-Notice that we have `sysf_cons` returning a `fun () ->`, and also that in `sysf_length` we have to apply a `()` to the seed argument to evaluate it and extract its value, and also we apply a `()` to the output of the `sysf_length` function.
+Notice that we have `sysf_cons` returning a `fun () ->`, and also that in `sysf_length` we have to apply a `()` to the seed argument to evaluate it and extract its value. That's a good thing, we don't *want* to automatically evaluate the fold over the rest of the list if doing so might invoke a `blackhole` or `failwith`. We only want the fold over the rest of the list to be evaluated when we specifically request it, by feeding the thunk a `()` argument. (This is called "forcing the thunk.") Also, after the fold has traversed the whole list, what we'll have at that point will be a thunk (it has to have the same type as the seed value). So we have to force it to get our answer --- that's why there's a `()` at the end of `sysf_length`.
Now how are we doing?
@@ -233,3 +233,42 @@ Here are some more list functions:
Yes, they do work as expected.
+
+By the way, the main problem here (of OCaml not making the functions polymorphic enough) will also afflict your attempts to encode Church numerals, though you might not have noticed it there. But witness:
+
+ # type 'b sysf_nat = ('b -> 'b) -> 'b -> 'b
+ let sysf_zero : ('b) sysf_nat = fun s z -> z
+ let sysf_one : ('b) sysf_nat = fun s z -> s z
+ let sysf_succ : ('b) sysf_nat -> ('b) sysf_nat = fun n -> (fun s z -> s (n s z));;
+
+ # sysf_succ sysf_one;;
+ - : '_b sysf_nat =
+
+Notice the `'_b` type parameter. That means that OCaml thinks the successor of `sysf_one` is not polymorphic, but always will be giving only a single result type. OCaml just doesn't yet know what it is.
+
+There is one easy-to-implement fix to this problem. If instead of `sysf_succ sysf_one` you had instead written the eta-expanded version:
+
+ # fun s -> sysf_succ sysf_one s;;
+ - : ('a -> 'a) -> 'a -> 'a =
+
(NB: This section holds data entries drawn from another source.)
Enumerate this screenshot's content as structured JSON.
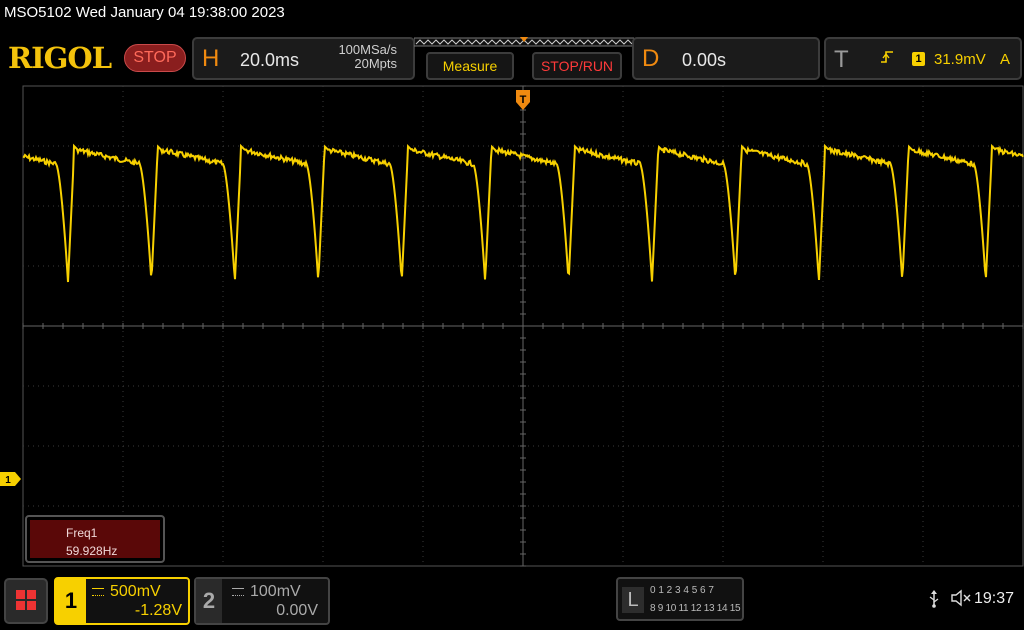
{
  "title_line": "MSO5102  Wed January 04 19:38:00 2023",
  "logo": "RIGOL",
  "run_state": "STOP",
  "horizontal": {
    "letter": "H",
    "timebase": "20.0ms",
    "sample_rate": "100MSa/s",
    "memory_depth": "20Mpts"
  },
  "buttons": {
    "measure": "Measure",
    "stop_run": "STOP/RUN"
  },
  "delay": {
    "letter": "D",
    "value": "0.00s"
  },
  "trigger": {
    "letter": "T",
    "edge_icon": "rising-edge-icon",
    "source": "1",
    "level": "31.9mV",
    "mode": "A",
    "marker": "T"
  },
  "measurement": {
    "name": "Freq1",
    "value": "59.928Hz"
  },
  "channel1": {
    "number": "1",
    "scale": "500mV",
    "offset": "-1.28V",
    "color": "#f7d000",
    "marker": "1"
  },
  "channel2": {
    "number": "2",
    "scale": "100mV",
    "offset": "0.00V",
    "color": "#9a9a9a"
  },
  "logic": {
    "letter": "L",
    "row1": "0 1 2 3   4 5 6 7",
    "row2": "8  9 10 11  12 13 14 15"
  },
  "status": {
    "usb_icon": "usb-icon",
    "speaker_icon": "speaker-muted-icon",
    "time": "19:37"
  },
  "colors": {
    "trace": "#f7d000",
    "grid": "#3a3a3a",
    "accent": "#f08a10",
    "stop": "#ff3a3a"
  },
  "chart_data": {
    "type": "line",
    "waveform": "periodic sag with sharp negative dips",
    "frequency_hz": 59.928,
    "timebase_per_div_ms": 20.0,
    "volts_per_div": 0.5,
    "offset_v": -1.28,
    "trigger_level_v": 0.0319,
    "dip_count_on_screen": 12
  }
}
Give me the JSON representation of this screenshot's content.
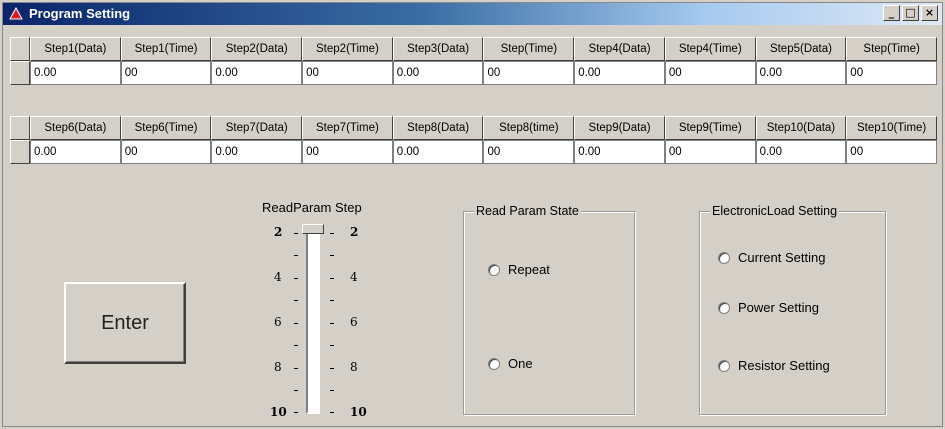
{
  "window": {
    "title": "Program Setting",
    "controls": {
      "minimize": "_",
      "maximize": "□",
      "close": "×"
    }
  },
  "table1": {
    "headers": [
      "Step1(Data)",
      "Step1(Time)",
      "Step2(Data)",
      "Step2(Time)",
      "Step3(Data)",
      "Step(Time)",
      "Step4(Data)",
      "Step4(Time)",
      "Step5(Data)",
      "Step(Time)"
    ],
    "values": [
      "0.00",
      "00",
      "0.00",
      "00",
      "0.00",
      "00",
      "0.00",
      "00",
      "0.00",
      "00"
    ]
  },
  "table2": {
    "headers": [
      "Step6(Data)",
      "Step6(Time)",
      "Step7(Data)",
      "Step7(Time)",
      "Step8(Data)",
      "Step8(time)",
      "Step9(Data)",
      "Step9(Time)",
      "Step10(Data)",
      "Step10(Time)"
    ],
    "values": [
      "0.00",
      "00",
      "0.00",
      "00",
      "0.00",
      "00",
      "0.00",
      "00",
      "0.00",
      "00"
    ]
  },
  "enter_button": {
    "label": "Enter"
  },
  "slider": {
    "label": "ReadParam Step",
    "left_ticks": [
      "2",
      "4",
      "6",
      "8",
      "10"
    ],
    "right_ticks": [
      "2",
      "4",
      "6",
      "8",
      "10"
    ],
    "value": 2
  },
  "read_param_state": {
    "title": "Read Param State",
    "options": [
      "Repeat",
      "One"
    ]
  },
  "electronic_load": {
    "title": "ElectronicLoad Setting",
    "options": [
      "Current Setting",
      "Power Setting",
      "Resistor Setting"
    ]
  }
}
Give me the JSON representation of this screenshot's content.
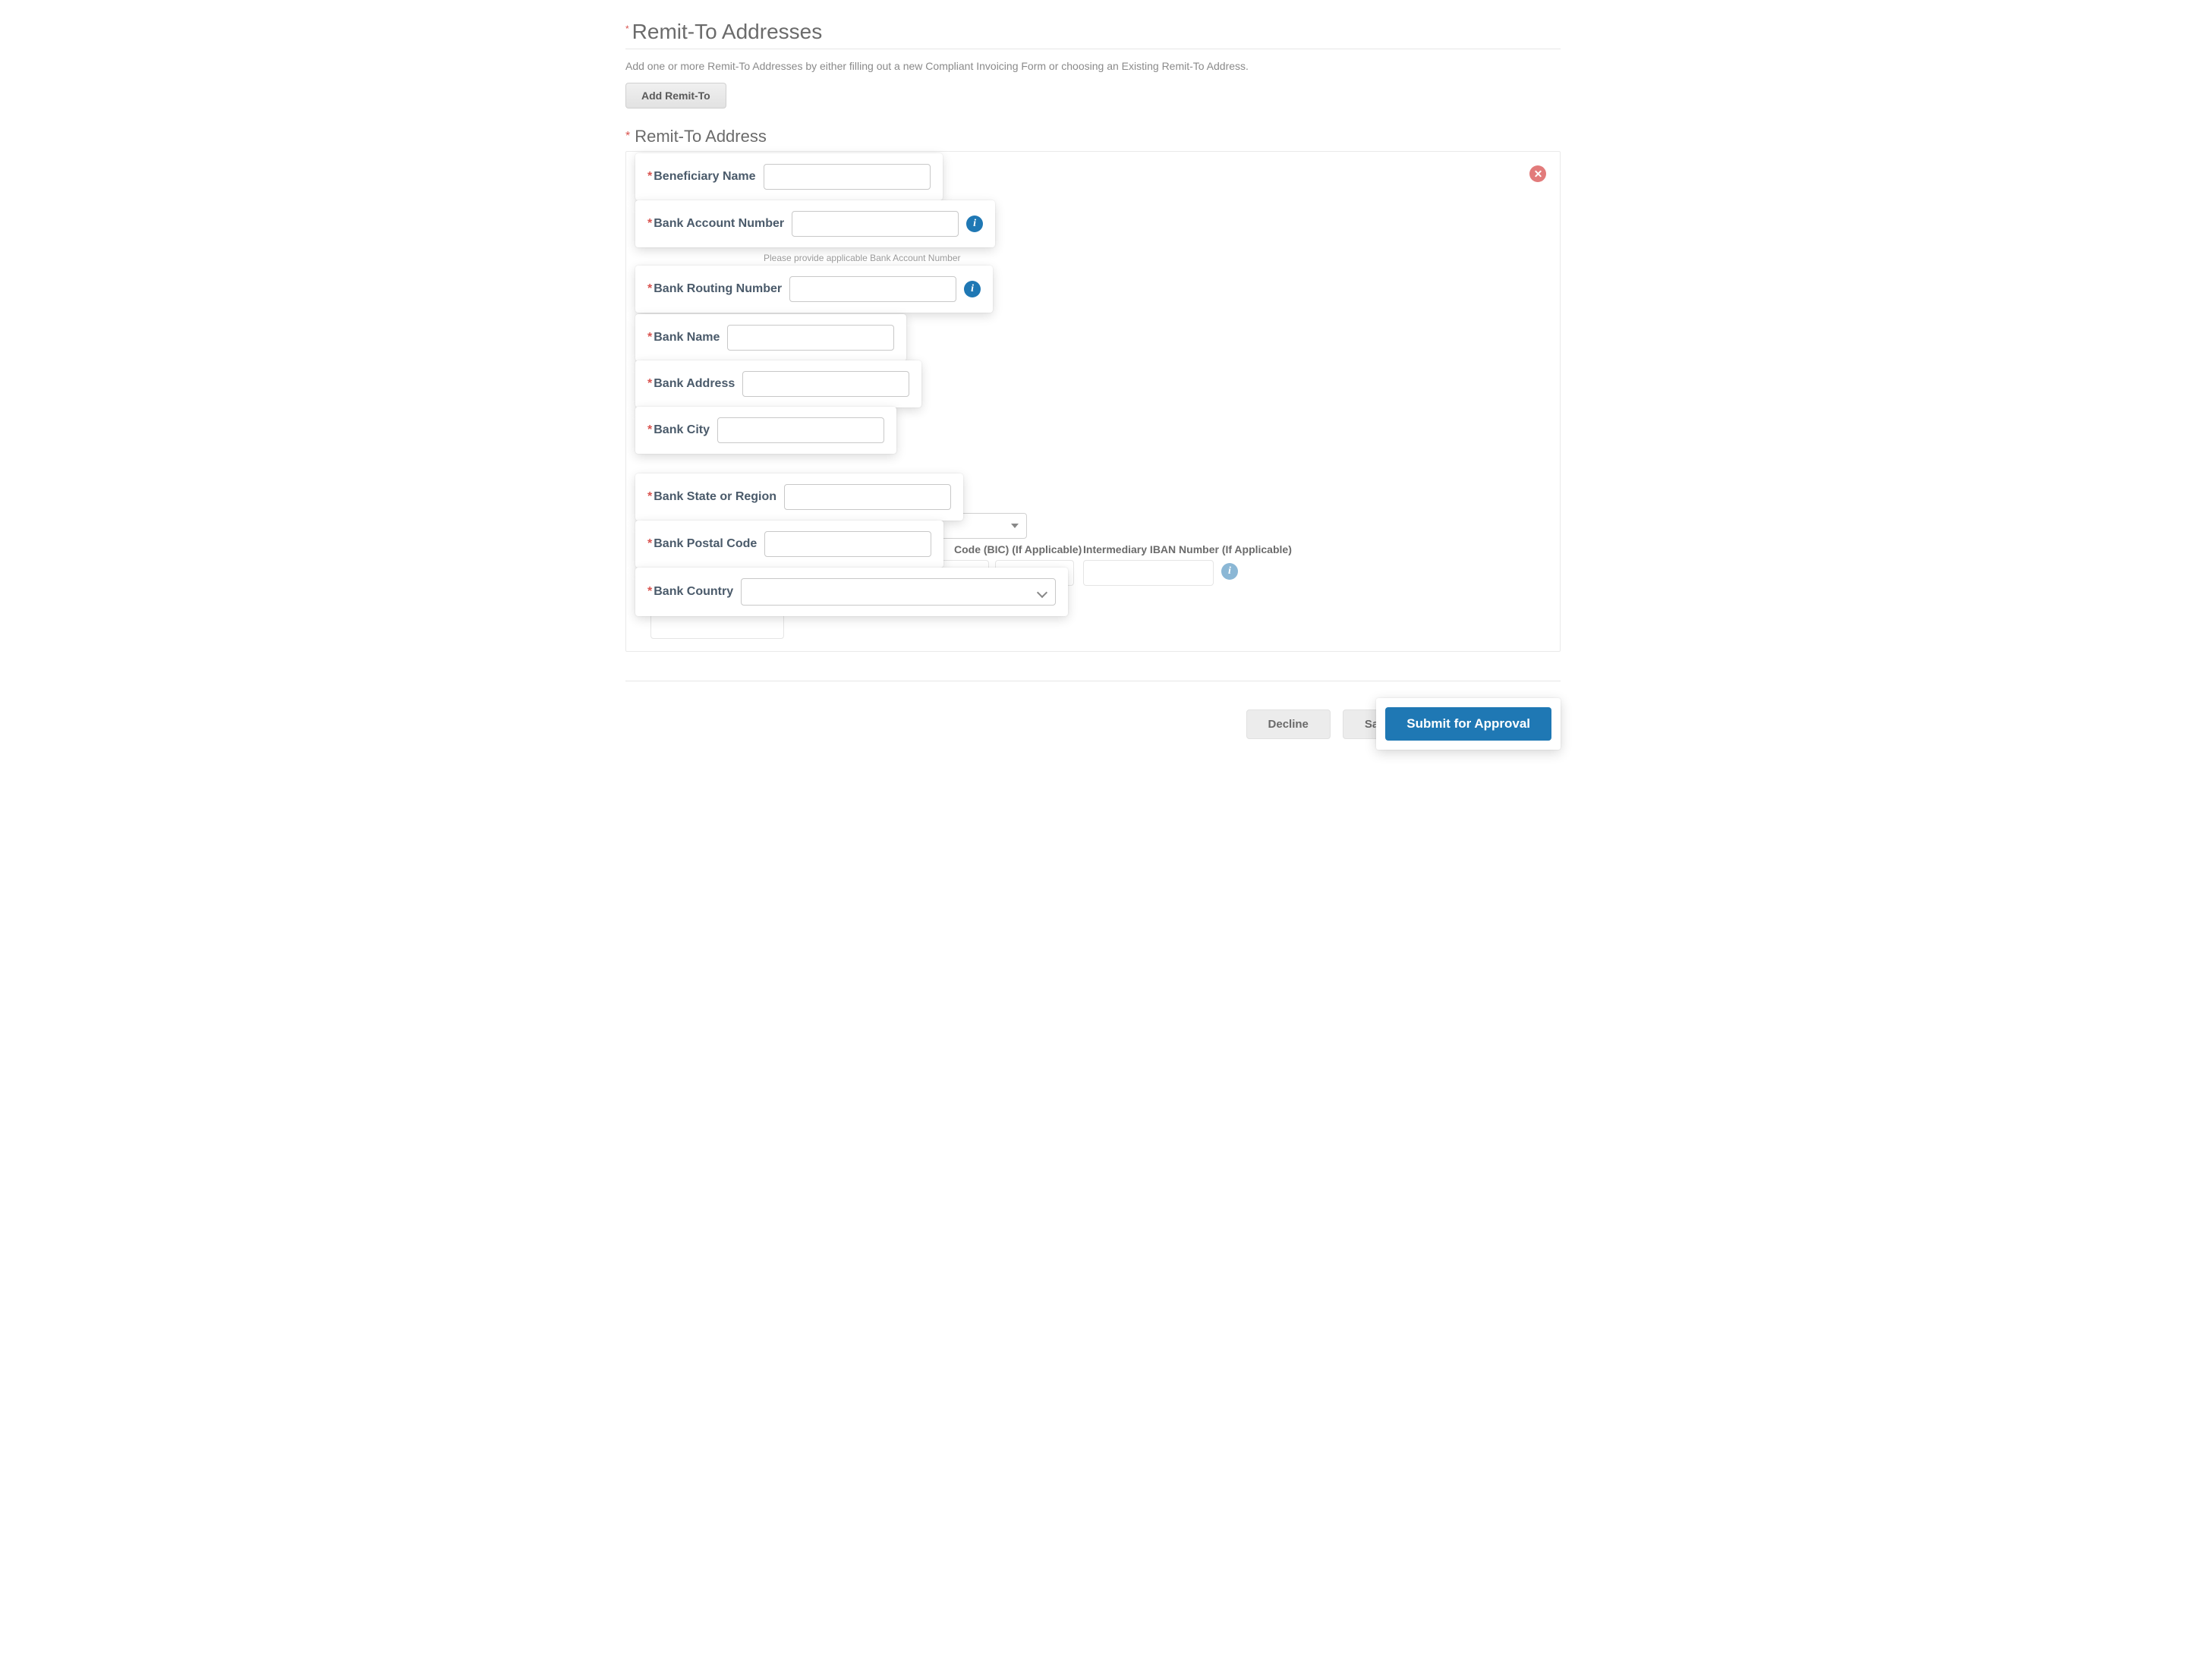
{
  "section": {
    "title": "Remit-To Addresses",
    "help": "Add one or more Remit-To Addresses by either filling out a new Compliant Invoicing Form or choosing an Existing Remit-To Address.",
    "add_button": "Add Remit-To"
  },
  "subsection": {
    "title": "Remit-To Address"
  },
  "fields": {
    "beneficiary_name": {
      "label": "Beneficiary Name"
    },
    "bank_account_number": {
      "label": "Bank Account Number",
      "helper": "Please provide applicable Bank Account Number"
    },
    "bank_routing_number": {
      "label": "Bank Routing Number"
    },
    "bank_name": {
      "label": "Bank Name"
    },
    "bank_address": {
      "label": "Bank Address"
    },
    "bank_city": {
      "label": "Bank City"
    },
    "bank_state": {
      "label": "Bank State or Region"
    },
    "bank_postal": {
      "label": "Bank Postal Code"
    },
    "bank_country": {
      "label": "Bank Country"
    }
  },
  "background": {
    "beneficiary_name_shadow": "Beneficiary Name",
    "bank_name_shadow": "Bank Name",
    "intermediary_bic_label": "Code (BIC) (If Applicable)",
    "intermediary_iban_label": "Intermediary IBAN Number (If Applicable)"
  },
  "footer": {
    "decline": "Decline",
    "save_partial": "Sa",
    "submit": "Submit for Approval"
  },
  "glyphs": {
    "info": "i"
  }
}
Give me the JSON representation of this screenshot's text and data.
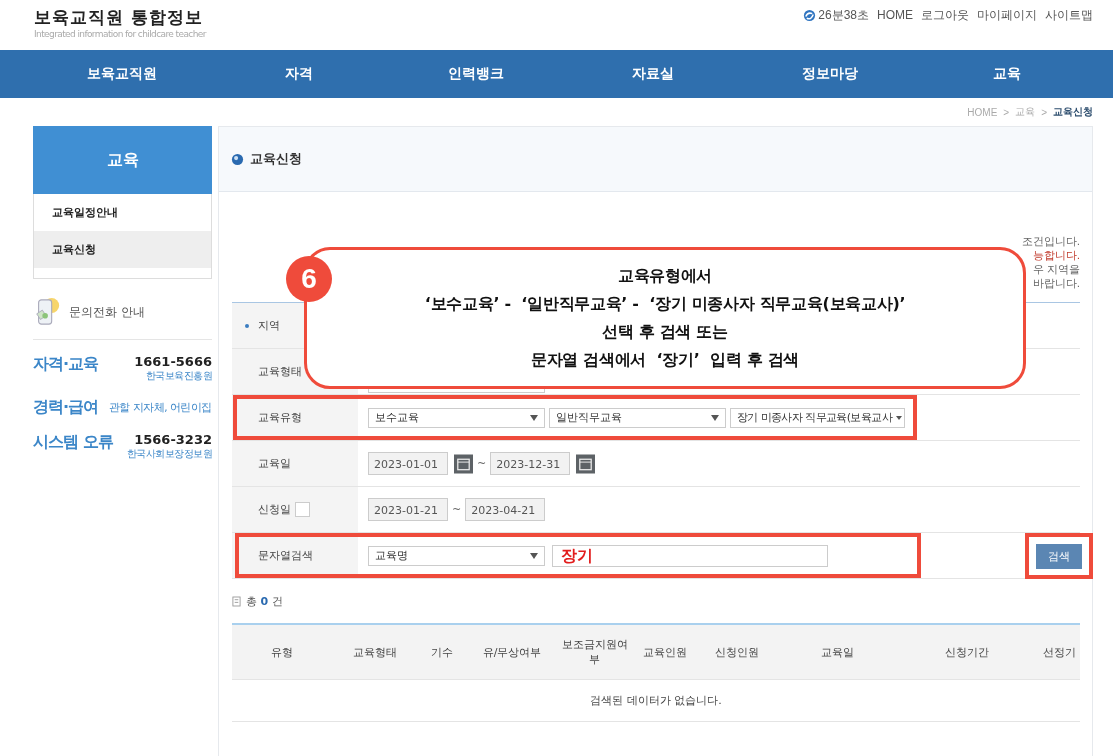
{
  "header": {
    "logo_title": "보육교직원 통합정보",
    "logo_subtitle": "Integrated information for childcare teacher",
    "session_timer": "26분38초",
    "links": [
      "HOME",
      "로그아웃",
      "마이페이지",
      "사이트맵"
    ]
  },
  "nav": [
    "보육교직원",
    "자격",
    "인력뱅크",
    "자료실",
    "정보마당",
    "교육"
  ],
  "breadcrumb_separator": ">",
  "breadcrumb": [
    {
      "label": "HOME",
      "selected": false
    },
    {
      "label": "교육",
      "selected": false
    },
    {
      "label": "교육신청",
      "selected": true
    }
  ],
  "sidebar": {
    "title": "교육",
    "items": [
      {
        "label": "교육일정안내",
        "selected": false
      },
      {
        "label": "교육신청",
        "selected": true
      }
    ],
    "contact_title": "문의전화 안내",
    "contacts": [
      {
        "category": "자격·교육",
        "phone": "1661-5666",
        "note": "한국보육진흥원"
      },
      {
        "category": "경력·급여",
        "note": "관할 지자체, 어린이집"
      },
      {
        "category": "시스템 오류",
        "phone": "1566-3232",
        "note": "한국사회보장정보원"
      }
    ]
  },
  "page_title": "교육신청",
  "notice_fragments": [
    {
      "text": "조건입니다.",
      "emphasis": false
    },
    {
      "text": "능합니다.",
      "emphasis": true
    },
    {
      "text": "우 지역을",
      "emphasis": false
    },
    {
      "text": "바랍니다.",
      "emphasis": false
    }
  ],
  "form": {
    "rows": [
      {
        "label": "지역",
        "kind": "required",
        "highlighted": false
      },
      {
        "label": "교육형태",
        "kind": "blank_select",
        "highlighted": false
      },
      {
        "label": "교육유형",
        "kind": "selects",
        "highlighted": true,
        "fields": [
          {
            "value": "보수교육"
          },
          {
            "value": "일반직무교육"
          },
          {
            "value": "장기 미종사자 직무교육(보육교사"
          }
        ]
      },
      {
        "label": "교육일",
        "kind": "date_range",
        "highlighted": false,
        "checkbox": false,
        "calendar": true,
        "separator": "~",
        "from": "2023-01-01",
        "to": "2023-12-31"
      },
      {
        "label": "신청일",
        "kind": "date_range",
        "highlighted": false,
        "checkbox": true,
        "checked": false,
        "calendar": false,
        "separator": "~",
        "from": "2023-01-21",
        "to": "2023-04-21"
      },
      {
        "label": "문자열검색",
        "kind": "text_search",
        "highlighted": true,
        "select": "교육명",
        "value": "장기"
      }
    ],
    "search_button": {
      "label": "검색",
      "highlighted": true
    }
  },
  "callout": {
    "number": "6",
    "lines": [
      "교육유형에서",
      "‘보수교육’ -  ‘일반직무교육’ -  ‘장기 미종사자 직무교육(보육교사)’",
      "선택 후 검색 또는",
      "문자열 검색에서  ‘장기’  입력 후 검색"
    ]
  },
  "result": {
    "prefix": "총",
    "count": "0",
    "suffix": "건"
  },
  "table": {
    "columns": [
      "유형",
      "교육형태",
      "기수",
      "유/무상여부",
      "보조금지원여부",
      "교육인원",
      "신청인원",
      "교육일",
      "신청기간",
      "선정기"
    ],
    "empty_message": "검색된 데이터가 없습니다."
  }
}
+then OCaml knows to make the result polymorphic. But it's a pain to force yourself to write `fun s -> ... s` around all of your arithmetical computations. Short of doing that, the only way I know to make OCaml treat these functions as polymorphic enough is to use the "polymorphic record types" discussed above.
+
+This kind of problem doesn't come up *that* often in OCaml. Normally, you wouldn't be encoding your data structures in this way, anyway. You'd use some datatype declaration like we had at the top of this page.
+
+ type ('a) mylist = Cons of 'a * ('a) mylist | Nil
+
+And you won't have any of the kinds of difficulties we're discussing here with that. It's just that some of the topics we're exploring in this course press against the walls where things are hard (or sometimes not even possible) to do in OCaml (and sometimes Haskell too).
+
+By the way, this issue about not-enough-polymorphism doesn't arise in Haskell. Here are the Church numerals:
+
+ > type Church a = (a -> a) -> a -> a
+ > let { zero :: Church a; zero = \s z -> z; one :: Church a; one = \s z -> s z; succ n = \s z-> s (n s z) }
+ > let two = succ one
+ > two ('S':) "0"
+ "SS0"
+ > :t two
+ two :: (a -> a) -> a -> a
+ > two (1+) 0
+ 2
+
+The reason that OCaml has trouble here where Haskell doesn't has to do with some fundamental differences between their type systems, that we haven't yet explored. (Specifically, it has to do with the fact that OCaml has *mutable reference cells* in its type system, and this obliges it to place limits on where it generalizes type variables, else its type system becomes inconsistent.)